Red beard obviously hadn't dealt with this before. Fuck.
He got nervous. Spoke to his supervisor, a heavy set woman in the next booth. After a few exchanges between the two of them, she rolled over from her booth to his in her wheelchair, looked at Mary's application. "We'll need to have your wife take a driving test, and pass a written exam."
"Why would that be? She renewed her driver's license in 2004, after her stroke, and it was a simple process. No driving test, no written exam."
She brought up Mary's driver's license history on red beard's computer. "The renewal was in 2005." Stupid face looking at me triumphantly, like I was a criminal for getting the year wrong.
"Okay. So even more recent."
That caught her off-guard. "Even so…we have to establish she's capable of driving."
The thing is, you can't fight with bureaucracy. I mean, you can, but it will rarely get you anywhere. Mary would incur a lot of stress if she had to take a driving test, and I didn't want to put her through that. Plus she wouldn't be able to pass a written exam, because of her aphasia. She'd know the answers, but wouldn't be able to understand the questions, or write the answers. And the truth was, I've always done all the driving anyway.

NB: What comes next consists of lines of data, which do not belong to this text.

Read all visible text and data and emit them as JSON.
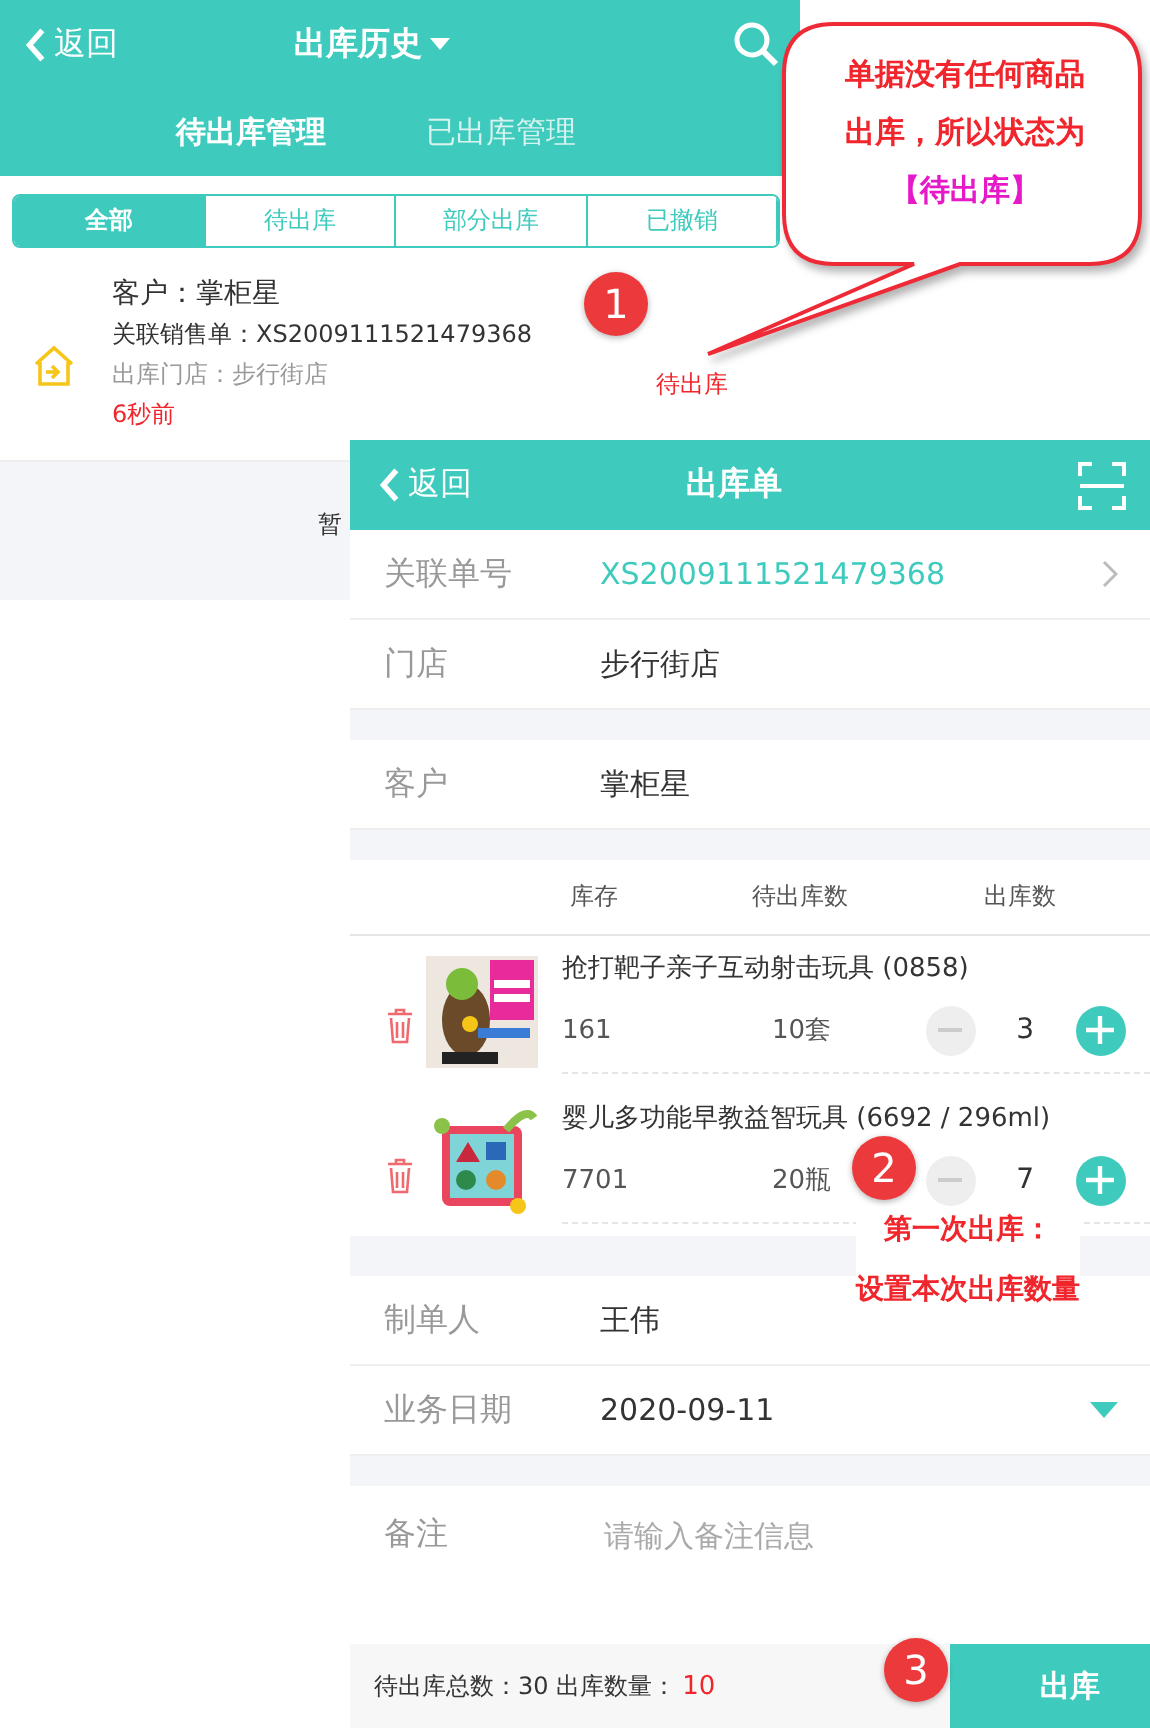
{
  "back_screen": {
    "back": "返回",
    "title": "出库历史",
    "tabs": [
      {
        "label": "待出库管理",
        "selected": true
      },
      {
        "label": "已出库管理",
        "selected": false
      }
    ],
    "filters": [
      {
        "label": "全部",
        "selected": true
      },
      {
        "label": "待出库",
        "selected": false
      },
      {
        "label": "部分出库",
        "selected": false
      },
      {
        "label": "已撤销",
        "selected": false
      }
    ],
    "record": {
      "customer": "客户：掌柜星",
      "sales_order": "关联销售单：XS2009111521479368",
      "store": "出库门店：步行街店",
      "time": "6秒前",
      "status": "待出库"
    },
    "empty_text": "暂"
  },
  "front_screen": {
    "back": "返回",
    "title": "出库单",
    "group_1": [
      {
        "label": "关联单号",
        "value": "XS2009111521479368",
        "kind": "link"
      },
      {
        "label": "门店",
        "value": "步行街店"
      }
    ],
    "group_2": [
      {
        "label": "客户",
        "value": "掌柜星"
      }
    ],
    "columns": [
      "库存",
      "待出库数",
      "出库数"
    ],
    "items": [
      {
        "kind": "picture",
        "name": "抢打靶子亲子互动射击玩具 (0858)",
        "stock": "161",
        "pending": "10套",
        "quantity": "3"
      },
      {
        "kind": "picture",
        "name": "婴儿多功能早教益智玩具 (6692 / 296ml)",
        "stock": "7701",
        "pending": "20瓶",
        "quantity": "7"
      }
    ],
    "group_3": [
      {
        "label": "制单人",
        "value": "王伟"
      },
      {
        "label": "业务日期",
        "value": "2020-09-11",
        "kind": "dropdown"
      }
    ],
    "remark": {
      "label": "备注",
      "placeholder": "请输入备注信息"
    },
    "footer": {
      "summary": "待出库总数：30 出库数量：",
      "quantity": "10",
      "button": "出库"
    }
  },
  "annotations": {
    "callout": [
      {
        "text": "单据没有任何商品",
        "kind": "normal"
      },
      {
        "text": "出库，所以状态为",
        "kind": "normal"
      },
      {
        "text": "【待出库】",
        "kind": "highlight"
      }
    ],
    "badges": [
      "1",
      "2",
      "3"
    ],
    "note": [
      "第一次出库：",
      "设置本次出库数量"
    ]
  }
}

Mary and I consulted, leaning sideways towards each other. "Can Mary simply apply for a Texas ID card instead?"
TO BE CONTINUED